5-month-old Cocker Spaniel Ruby is coming into early season and gaining attitude.

She is increasingly growling at their other Cocker – Chester. He’s 18 months old. It’s like she now goads him until he reacts and then, if not interrupted, a fight develops.

Most of the time they play and live together happily. The young couple want that harmony to continue but things now seem to be going in the wrong direction.

Growling at Chester

Ruby now growls at Chester if he approaches her when she has food in an item – a toy or wrapped in a towel. It’s not so much about the food itself, as the ‘thing’ it’s in. 

They scold her. This is the wrong thing to do because if growling is stifled it will merely accelerate the situation towards aggressive action.

She will growl and nip Chester if he’s getting attention on the lady’s lap or welcoming someone coming home.

Arousal causes redirection

They walk the dogs separately, Ruby home first with the young man who walked her. Chester comes home afterwards with the young lady. Greetings arouse Ruby and she goes for Chester.

At times Chester has enough. He will growl and bark. This excites her so she does zoomies and Chester, to quote, ‘takes her out’. He’s very patient but has a tipping point.

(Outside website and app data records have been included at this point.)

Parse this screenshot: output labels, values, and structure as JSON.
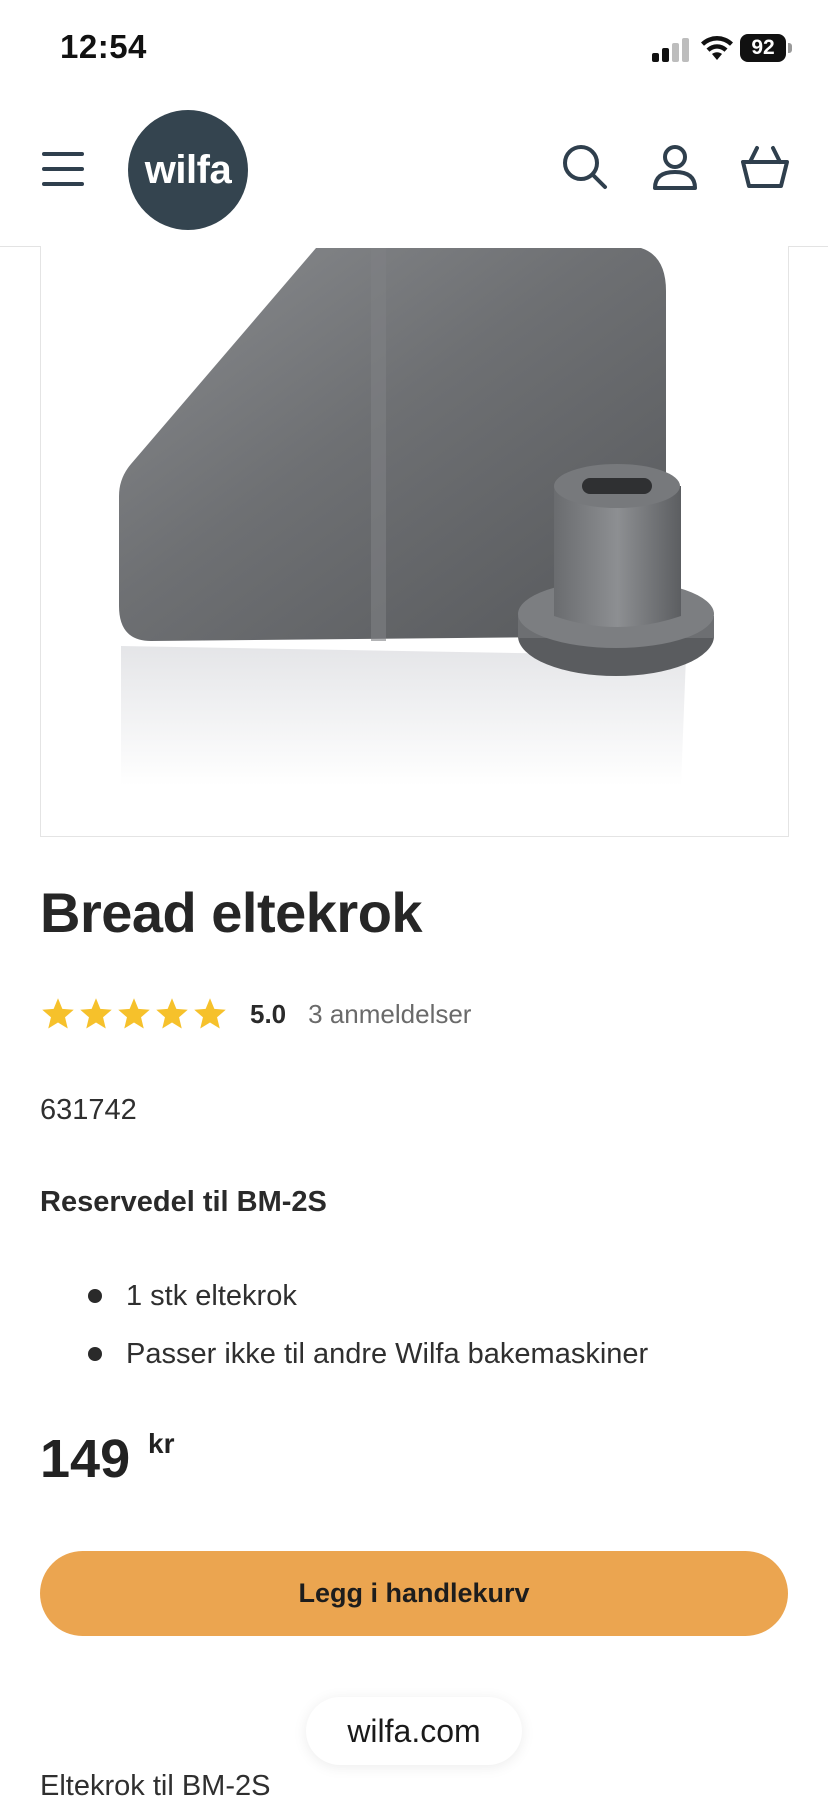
{
  "status_bar": {
    "time": "12:54",
    "battery": "92"
  },
  "header": {
    "logo_text": "wilfa",
    "icons": {
      "menu": "menu-icon",
      "search": "search-icon",
      "account": "account-icon",
      "cart": "basket-icon"
    },
    "brand_color": "#34444f"
  },
  "product": {
    "title": "Bread eltekrok",
    "rating": {
      "stars": 5,
      "score": "5.0",
      "count_text": "3 anmeldelser",
      "star_color": "#f6c12b"
    },
    "sku": "631742",
    "subheading": "Reservedel til BM-2S",
    "features": [
      "1 stk eltekrok",
      "Passer ikke til andre Wilfa bakemaskiner"
    ],
    "price": {
      "amount": "149",
      "currency": "kr"
    },
    "add_to_cart_label": "Legg i handlekurv",
    "add_to_cart_color": "#eba550",
    "description_start": "Eltekrok til BM-2S"
  },
  "browser": {
    "url": "wilfa.com"
  }
}
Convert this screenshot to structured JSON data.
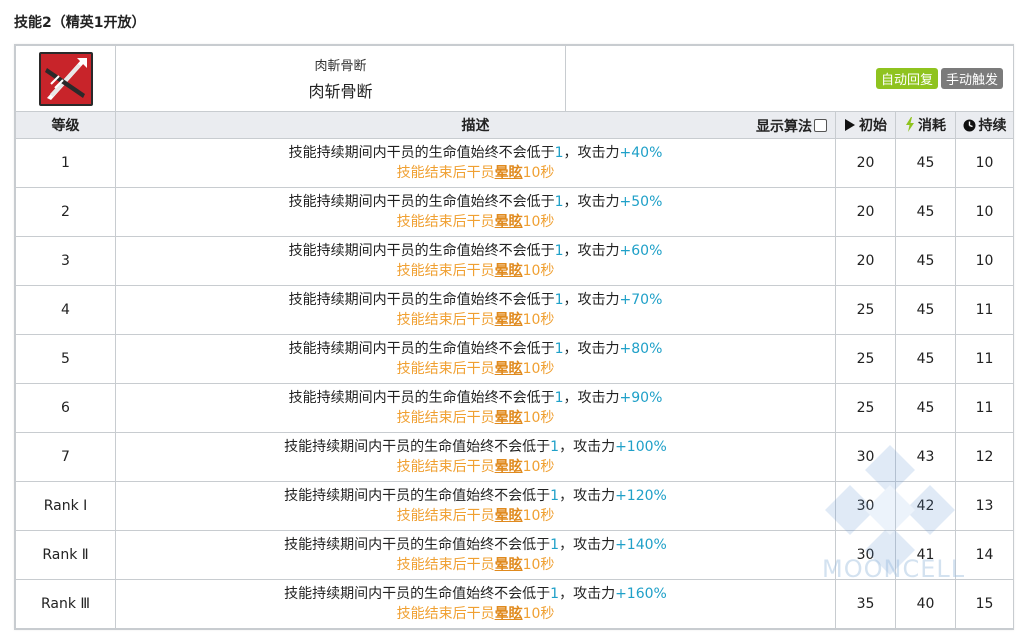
{
  "page": {
    "title": "技能2（精英1开放）"
  },
  "skill": {
    "name_jp": "肉斬骨断",
    "name_cn": "肉斩骨断",
    "tags": [
      "自动回复",
      "手动触发"
    ],
    "icon": "crossed-blades-icon"
  },
  "table": {
    "headers": {
      "level": "等级",
      "desc": "描述",
      "formula_toggle": "显示算法",
      "initial": "初始",
      "cost": "消耗",
      "duration": "持续"
    },
    "rows": [
      {
        "level": "1",
        "line1_pre": "技能持续期间内干员的生命值始终不会低于",
        "hp": "1",
        "line1_mid": "，攻击力",
        "atk": "+40%",
        "line2_pre": "技能结束后干员",
        "stun": "晕眩",
        "line2_post": "10秒",
        "initial": "20",
        "cost": "45",
        "duration": "10"
      },
      {
        "level": "2",
        "line1_pre": "技能持续期间内干员的生命值始终不会低于",
        "hp": "1",
        "line1_mid": "，攻击力",
        "atk": "+50%",
        "line2_pre": "技能结束后干员",
        "stun": "晕眩",
        "line2_post": "10秒",
        "initial": "20",
        "cost": "45",
        "duration": "10"
      },
      {
        "level": "3",
        "line1_pre": "技能持续期间内干员的生命值始终不会低于",
        "hp": "1",
        "line1_mid": "，攻击力",
        "atk": "+60%",
        "line2_pre": "技能结束后干员",
        "stun": "晕眩",
        "line2_post": "10秒",
        "initial": "20",
        "cost": "45",
        "duration": "10"
      },
      {
        "level": "4",
        "line1_pre": "技能持续期间内干员的生命值始终不会低于",
        "hp": "1",
        "line1_mid": "，攻击力",
        "atk": "+70%",
        "line2_pre": "技能结束后干员",
        "stun": "晕眩",
        "line2_post": "10秒",
        "initial": "25",
        "cost": "45",
        "duration": "11"
      },
      {
        "level": "5",
        "line1_pre": "技能持续期间内干员的生命值始终不会低于",
        "hp": "1",
        "line1_mid": "，攻击力",
        "atk": "+80%",
        "line2_pre": "技能结束后干员",
        "stun": "晕眩",
        "line2_post": "10秒",
        "initial": "25",
        "cost": "45",
        "duration": "11"
      },
      {
        "level": "6",
        "line1_pre": "技能持续期间内干员的生命值始终不会低于",
        "hp": "1",
        "line1_mid": "，攻击力",
        "atk": "+90%",
        "line2_pre": "技能结束后干员",
        "stun": "晕眩",
        "line2_post": "10秒",
        "initial": "25",
        "cost": "45",
        "duration": "11"
      },
      {
        "level": "7",
        "line1_pre": "技能持续期间内干员的生命值始终不会低于",
        "hp": "1",
        "line1_mid": "，攻击力",
        "atk": "+100%",
        "line2_pre": "技能结束后干员",
        "stun": "晕眩",
        "line2_post": "10秒",
        "initial": "30",
        "cost": "43",
        "duration": "12"
      },
      {
        "level": "Rank Ⅰ",
        "line1_pre": "技能持续期间内干员的生命值始终不会低于",
        "hp": "1",
        "line1_mid": "，攻击力",
        "atk": "+120%",
        "line2_pre": "技能结束后干员",
        "stun": "晕眩",
        "line2_post": "10秒",
        "initial": "30",
        "cost": "42",
        "duration": "13"
      },
      {
        "level": "Rank Ⅱ",
        "line1_pre": "技能持续期间内干员的生命值始终不会低于",
        "hp": "1",
        "line1_mid": "，攻击力",
        "atk": "+140%",
        "line2_pre": "技能结束后干员",
        "stun": "晕眩",
        "line2_post": "10秒",
        "initial": "30",
        "cost": "41",
        "duration": "14"
      },
      {
        "level": "Rank Ⅲ",
        "line1_pre": "技能持续期间内干员的生命值始终不会低于",
        "hp": "1",
        "line1_mid": "，攻击力",
        "atk": "+160%",
        "line2_pre": "技能结束后干员",
        "stun": "晕眩",
        "line2_post": "10秒",
        "initial": "35",
        "cost": "40",
        "duration": "15"
      }
    ]
  },
  "watermark": {
    "text": "MOONCELL"
  },
  "colors": {
    "tag_auto": "#8fc31f",
    "tag_manual": "#7b7b7b",
    "highlight_blue": "#1fa0c8",
    "highlight_orange": "#f0a032",
    "cost_icon": "#8fc31f"
  }
}
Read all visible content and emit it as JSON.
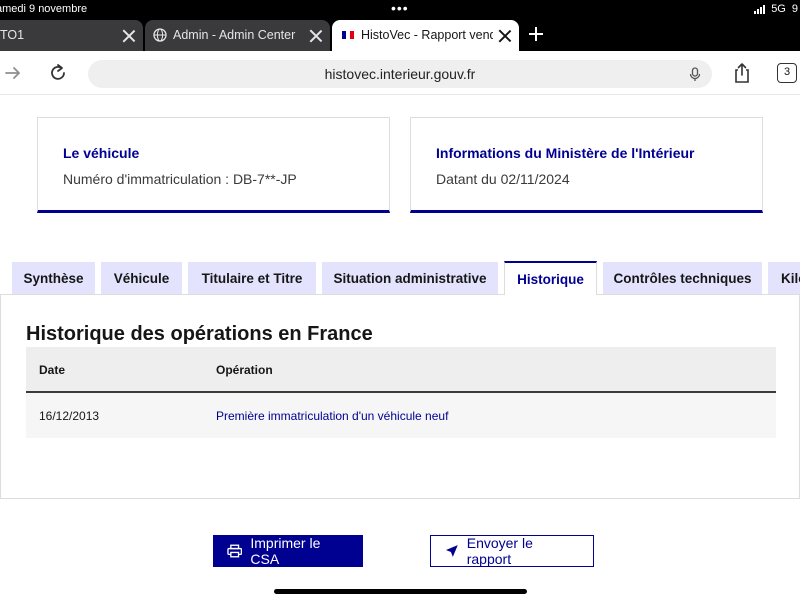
{
  "status_bar": {
    "date": "amedi 9 novembre",
    "network": "5G",
    "battery": "9"
  },
  "browser": {
    "tabs": [
      {
        "title": "TO1",
        "active": false
      },
      {
        "title": "Admin - Admin Center",
        "active": false
      },
      {
        "title": "HistoVec - Rapport vende",
        "active": true
      }
    ],
    "url": "histovec.interieur.gouv.fr",
    "tab_count": "3"
  },
  "cards": [
    {
      "title": "Le véhicule",
      "text": "Numéro d'immatriculation : DB-7**-JP"
    },
    {
      "title": "Informations du Ministère de l'Intérieur",
      "text": "Datant du 02/11/2024"
    }
  ],
  "nav_tabs": [
    "Synthèse",
    "Véhicule",
    "Titulaire et Titre",
    "Situation administrative",
    "Historique",
    "Contrôles techniques",
    "Kilo"
  ],
  "section": {
    "title": "Historique des opérations en France",
    "columns": [
      "Date",
      "Opération"
    ],
    "rows": [
      {
        "date": "16/12/2013",
        "operation": "Première immatriculation d'un véhicule neuf"
      }
    ]
  },
  "actions": {
    "print": "Imprimer le CSA",
    "send": "Envoyer le rapport"
  },
  "colors": {
    "brand_blue": "#000091",
    "tab_bg": "#e3e3fd"
  }
}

Harmony between the dogs.

My first tip is for them to have a barrier in their living area with each dog fed either side. The two dogs then can freely have edible chews and toys – one each side of the gate. We know that chewing and working for food helps dogs to calm.

A gate or pen is better than a door in that neither dog is ‘banished’ They are still together.

Anything Chester has, Ruby steals and he lets her. A natural pecking order is developing which we don’t try to change.

If Ruby sees Chester on the lady’s lap having a cuddle, she comes over to growl and nip him. Ideally I would try to call her in advance, then share the cuddle. If too late, tip Chester off, get up, walk about sit down again then call both dogs for cuddles together.

How to react

When Ruby growls at Chester then lunges at him, they scold her. Scolding will only make things worse. They need to catch it sooner.

As soon as there is a hint of trouble, they will call her away (and reward her for coming). They may get better early warning from Chester’s body language than her own, as he can read her better. Watch out for lookaways, lip licking, yawning etc.

Then they can put Ruby kindly behind the barrier for a short while and give her something to chew.

I suspect when she’s had her season she will calm down a bit. I hope so.